Following Grayson's request, the relationship between the old man and the boy shifts. Grayson begins to talk about the educational troubles he had growing up with parents who were often drunk and a school system that didn't believe he could succeed. Jeffery, in turn, teaches him the library and then starts him on books for young children. Just like learning to play baseball, Maniac encourages Grayson to "keep your eye on it... don't be anxious... just make contact" (102), and finally, with jubilation, Grayson reads a whole sentence.
Part II of Maniac Magee gives us even more information on the variety of people to be found in a given city and Jeffery's ability to get along with virtually all of them. Not only do we see him living amicably with a family of buffalo, but an unlikely friendship begins between Jeffery and the old, uneducated groundskeeper of the zoo, Earl Grayson. Through Jeffery's openness and attention to Grayson, we find that he is a much more complex person than one might have believed, a former baseball pitcher who lights up when thinking about the game and has a hidden desire to learn.
Unconventional learning - begun based on desire, carried out with the cheap materials available, and not done within the bounds of any formal school - is paralleled in the lives of Jeffery and Grayson. Grayson tells Jeffery about teachers' not-so-hidden remarks about his inability to succeed based on his low socioeconomic standing and his parents who were drunks, both leaving him without even the ability to read and setting him up only for jobs using his body. School has failed Jeffery in a different way - he sees its role in society as a kind of second home, a place where kids go during the day before returning to their families. Because the role of school in society has made Jeffery feel alienated, he has begun to educate himself, but one must still wonder why the school system hasn't gone looking for him so that his brilliant mind can benefit from formal education. In these examples, Spinelli shows the failure of the American education system to truly and fairly educate all students, regardless of their background, as desegregation laws for schooling were meant to effect.
Using the strategy of many great teachers, Grayson uses where he is to get him where he wants to be - that is to say, he uses baseball as a means of learning how to read. Spinelli writes, "the kid was a good manager, and tough. He would never let him slink back to the showers, but kept sending him back up to the plate.

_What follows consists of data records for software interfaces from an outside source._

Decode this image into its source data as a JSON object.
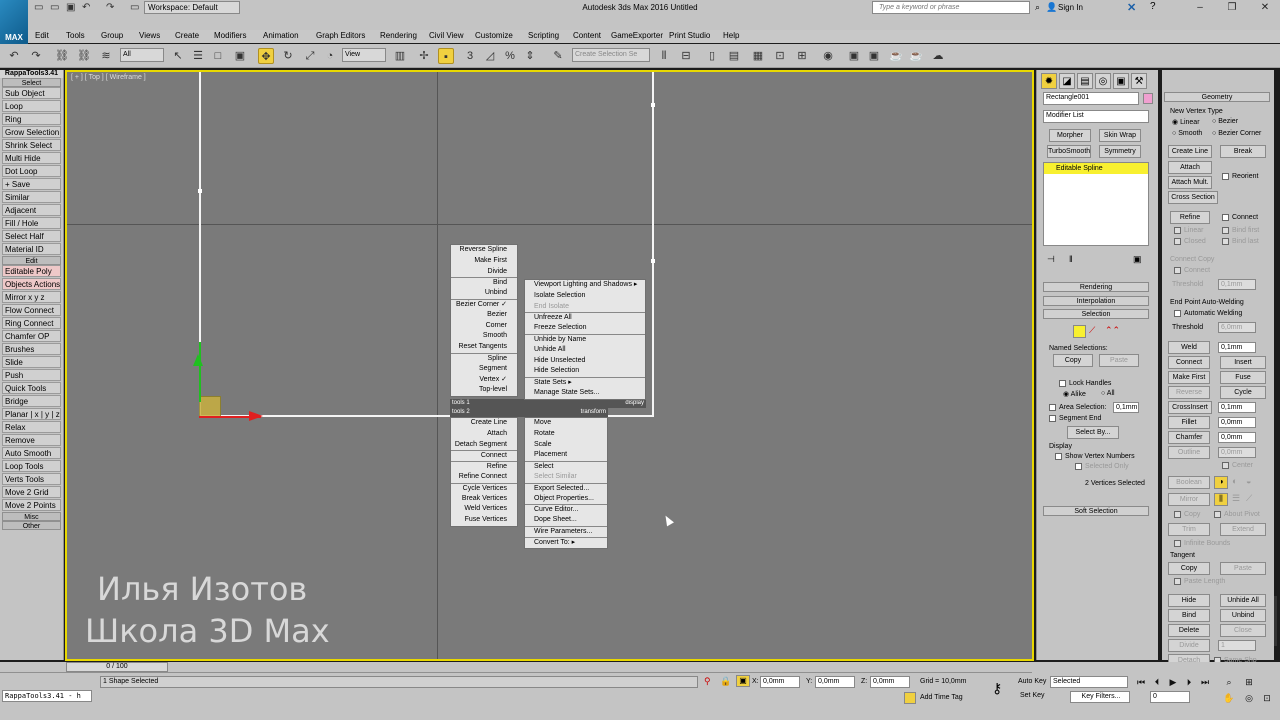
{
  "app": {
    "title": "Autodesk 3ds Max 2016    Untitled",
    "workspace": "Workspace: Default",
    "search_placeholder": "Type a keyword or phrase",
    "sign_in": "Sign In",
    "logo": "MAX"
  },
  "menu": [
    "Edit",
    "Tools",
    "Group",
    "Views",
    "Create",
    "Modifiers",
    "Animation",
    "Graph Editors",
    "Rendering",
    "Civil View",
    "Customize",
    "Scripting",
    "Content",
    "GameExporter",
    "Print Studio",
    "Help"
  ],
  "toolbar": {
    "filter_dropdown": "All",
    "refcoord_dropdown": "View",
    "selection_set_placeholder": "Create Selection Se"
  },
  "left_panel": {
    "title": "RappaTools3.41",
    "items": [
      {
        "type": "sect",
        "label": "Select"
      },
      {
        "type": "btn",
        "label": "Sub Object"
      },
      {
        "type": "btn",
        "label": "Loop"
      },
      {
        "type": "btn",
        "label": "Ring"
      },
      {
        "type": "btn",
        "label": "Grow Selection"
      },
      {
        "type": "btn",
        "label": "Shrink Select"
      },
      {
        "type": "btn",
        "label": "Multi Hide"
      },
      {
        "type": "btn",
        "label": "Dot Loop"
      },
      {
        "type": "btn",
        "label": "+ Save"
      },
      {
        "type": "btn",
        "label": "Similar"
      },
      {
        "type": "btn",
        "label": "Adjacent"
      },
      {
        "type": "btn",
        "label": "Fill / Hole"
      },
      {
        "type": "btn",
        "label": "Select Half"
      },
      {
        "type": "btn",
        "label": "Material ID"
      },
      {
        "type": "sect",
        "label": "Edit"
      },
      {
        "type": "btn",
        "label": "Editable Poly",
        "red": true
      },
      {
        "type": "btn",
        "label": "Objects Actions",
        "red": true
      },
      {
        "type": "btn",
        "label": "Mirror   x  y  z"
      },
      {
        "type": "btn",
        "label": "Flow Connect"
      },
      {
        "type": "btn",
        "label": "Ring Connect"
      },
      {
        "type": "btn",
        "label": "Chamfer OP"
      },
      {
        "type": "btn",
        "label": "Brushes"
      },
      {
        "type": "btn",
        "label": "Slide"
      },
      {
        "type": "btn",
        "label": "Push"
      },
      {
        "type": "btn",
        "label": "Quick Tools"
      },
      {
        "type": "btn",
        "label": "Bridge"
      },
      {
        "type": "btn",
        "label": "Planar | x | y | z"
      },
      {
        "type": "btn",
        "label": "Relax"
      },
      {
        "type": "btn",
        "label": "Remove"
      },
      {
        "type": "btn",
        "label": "Auto Smooth"
      },
      {
        "type": "btn",
        "label": "Loop Tools"
      },
      {
        "type": "btn",
        "label": "Verts Tools"
      },
      {
        "type": "btn",
        "label": "Move 2 Grid"
      },
      {
        "type": "btn",
        "label": "Move 2 Points"
      },
      {
        "type": "sect",
        "label": "Misc"
      },
      {
        "type": "sect",
        "label": "Other"
      }
    ]
  },
  "viewport": {
    "label": "[ + ] [ Top ] [ Wireframe ]",
    "watermark_line1": "Илья Изотов",
    "watermark_line2": "Школа 3D Max"
  },
  "quad_menu": {
    "tools1_items": [
      {
        "label": "Reverse Spline"
      },
      {
        "label": "Make First"
      },
      {
        "label": "Divide"
      },
      {
        "label": "Bind",
        "sep": true
      },
      {
        "label": "Unbind"
      },
      {
        "label": "Bezier Corner ✓",
        "sep": true
      },
      {
        "label": "Bezier"
      },
      {
        "label": "Corner"
      },
      {
        "label": "Smooth"
      },
      {
        "label": "Reset Tangents"
      },
      {
        "label": "Spline",
        "sep": true
      },
      {
        "label": "Segment"
      },
      {
        "label": "Vertex ✓"
      },
      {
        "label": "Top-level"
      }
    ],
    "tools1_label": "tools 1",
    "tools2_label": "tools 2",
    "tools2_items": [
      {
        "label": "Create Line"
      },
      {
        "label": "Attach"
      },
      {
        "label": "Detach Segment"
      },
      {
        "label": "Connect",
        "sep": true
      },
      {
        "label": "Refine",
        "sep": true
      },
      {
        "label": "Refine Connect"
      },
      {
        "label": "Cycle Vertices",
        "sep": true
      },
      {
        "label": "Break Vertices"
      },
      {
        "label": "Weld Vertices"
      },
      {
        "label": "Fuse Vertices"
      }
    ],
    "display_label": "display",
    "display_items": [
      {
        "label": "Viewport Lighting and Shadows ▸"
      },
      {
        "label": "Isolate Selection"
      },
      {
        "label": "End Isolate",
        "dis": true
      },
      {
        "label": "Unfreeze All",
        "sep": true
      },
      {
        "label": "Freeze Selection"
      },
      {
        "label": "Unhide by Name",
        "sep": true
      },
      {
        "label": "Unhide All"
      },
      {
        "label": "Hide Unselected"
      },
      {
        "label": "Hide Selection"
      },
      {
        "label": "State Sets ▸",
        "sep": true
      },
      {
        "label": "Manage State Sets..."
      }
    ],
    "transform_label": "transform",
    "transform_items": [
      {
        "label": "Move"
      },
      {
        "label": "Rotate"
      },
      {
        "label": "Scale"
      },
      {
        "label": "Placement"
      },
      {
        "label": "Select",
        "sep": true
      },
      {
        "label": "Select Similar",
        "dis": true
      },
      {
        "label": "Export Selected...",
        "sep": true
      },
      {
        "label": "Object Properties..."
      },
      {
        "label": "Curve Editor...",
        "sep": true
      },
      {
        "label": "Dope Sheet..."
      },
      {
        "label": "Wire Parameters...",
        "sep": true
      },
      {
        "label": "Convert To: ▸",
        "sep": true
      }
    ]
  },
  "cmd_panel": {
    "object_name": "Rectangle001",
    "modifier_list": "Modifier List",
    "quick_mods": [
      "Morpher",
      "Skin Wrap",
      "TurboSmooth",
      "Symmetry"
    ],
    "stack_item": "Editable Spline",
    "rollouts": [
      "Rendering",
      "Interpolation",
      "Selection",
      "Soft Selection"
    ],
    "named_selections": "Named Selections:",
    "copy": "Copy",
    "paste": "Paste",
    "lock_handles": "Lock Handles",
    "alike": "Alike",
    "all": "All",
    "area_selection": "Area Selection:",
    "area_value": "0,1mm",
    "segment_end": "Segment End",
    "select_by": "Select By...",
    "display": "Display",
    "show_vertex_numbers": "Show Vertex Numbers",
    "selected_only": "Selected Only",
    "vertices_selected": "2 Vertices Selected"
  },
  "geometry": {
    "title": "Geometry",
    "new_vertex_type": "New Vertex Type",
    "linear": "Linear",
    "bezier": "Bezier",
    "smooth": "Smooth",
    "bezier_corner": "Bezier Corner",
    "create_line": "Create Line",
    "break": "Break",
    "attach": "Attach",
    "reorient": "Reorient",
    "attach_mult": "Attach Mult.",
    "cross_section": "Cross Section",
    "refine": "Refine",
    "connect": "Connect",
    "linear_chk": "Linear",
    "bind_first": "Bind first",
    "closed": "Closed",
    "bind_last": "Bind last",
    "connect_copy": "Connect Copy",
    "connect2": "Connect",
    "threshold": "Threshold",
    "threshold_val": "0,1mm",
    "end_point_auto_welding": "End Point Auto-Welding",
    "automatic_welding": "Automatic Welding",
    "threshold2_val": "6,0mm",
    "weld": "Weld",
    "weld_val": "0,1mm",
    "connect_btn": "Connect",
    "insert": "Insert",
    "make_first": "Make First",
    "fuse": "Fuse",
    "reverse": "Reverse",
    "cycle": "Cycle",
    "crossinsert": "CrossInsert",
    "crossinsert_val": "0,1mm",
    "fillet": "Fillet",
    "fillet_val": "0,0mm",
    "chamfer": "Chamfer",
    "chamfer_val": "0,0mm",
    "outline": "Outline",
    "outline_val": "0,0mm",
    "center": "Center",
    "boolean": "Boolean",
    "mirror": "Mirror",
    "copy": "Copy",
    "about_pivot": "About Pivot",
    "trim": "Trim",
    "extend": "Extend",
    "infinite_bounds": "Infinite Bounds",
    "tangent": "Tangent",
    "copy2": "Copy",
    "paste": "Paste",
    "paste_length": "Paste Length",
    "hide": "Hide",
    "unhide_all": "Unhide All",
    "bind": "Bind",
    "unbind": "Unbind",
    "delete": "Delete",
    "close": "Close",
    "divide": "Divide",
    "divide_val": "1",
    "detach": "Detach",
    "same_shp": "Same Shp"
  },
  "status": {
    "maxscript": "RappaTools3.41 - h",
    "time": "0 / 100",
    "selected": "1 Shape Selected",
    "x": "0,0mm",
    "y": "0,0mm",
    "z": "0,0mm",
    "grid": "Grid = 10,0mm",
    "add_time_tag": "Add Time Tag",
    "auto_key": "Auto Key",
    "set_key": "Set Key",
    "selected_dropdown": "Selected",
    "key_filters": "Key Filters...",
    "frame": "0"
  }
}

The kid used different words, but in his ears the old Minor Leaguer heard: 'Keep your eye on it... Hold your swing... Watch it all the way in... Don't be anxious... Just make contact'" (102). Spinelli artfully demonstrates how perseverance pays off in both sports and education, making the struggle and joy of reading apparent to other young, sports-loving readers while painting a lovely picture of how comfortable and motivated Grayson felt with Jeffery as a teacher.
Something odd about this section is how disconnected Jeffery is able to make himself from the world. It seems as if he has been taught that nobody - not his parents, his aunt and uncle, the school system, or the people of East End - will be able to keep him for long, so he is able to drift without really looking back. Throughout these five chapters, Jeffery hardly even refers to his time as a child or at the Beales, instead focusing on his day-to-day attention to his growing body of knowledge and his relationship with Grayson.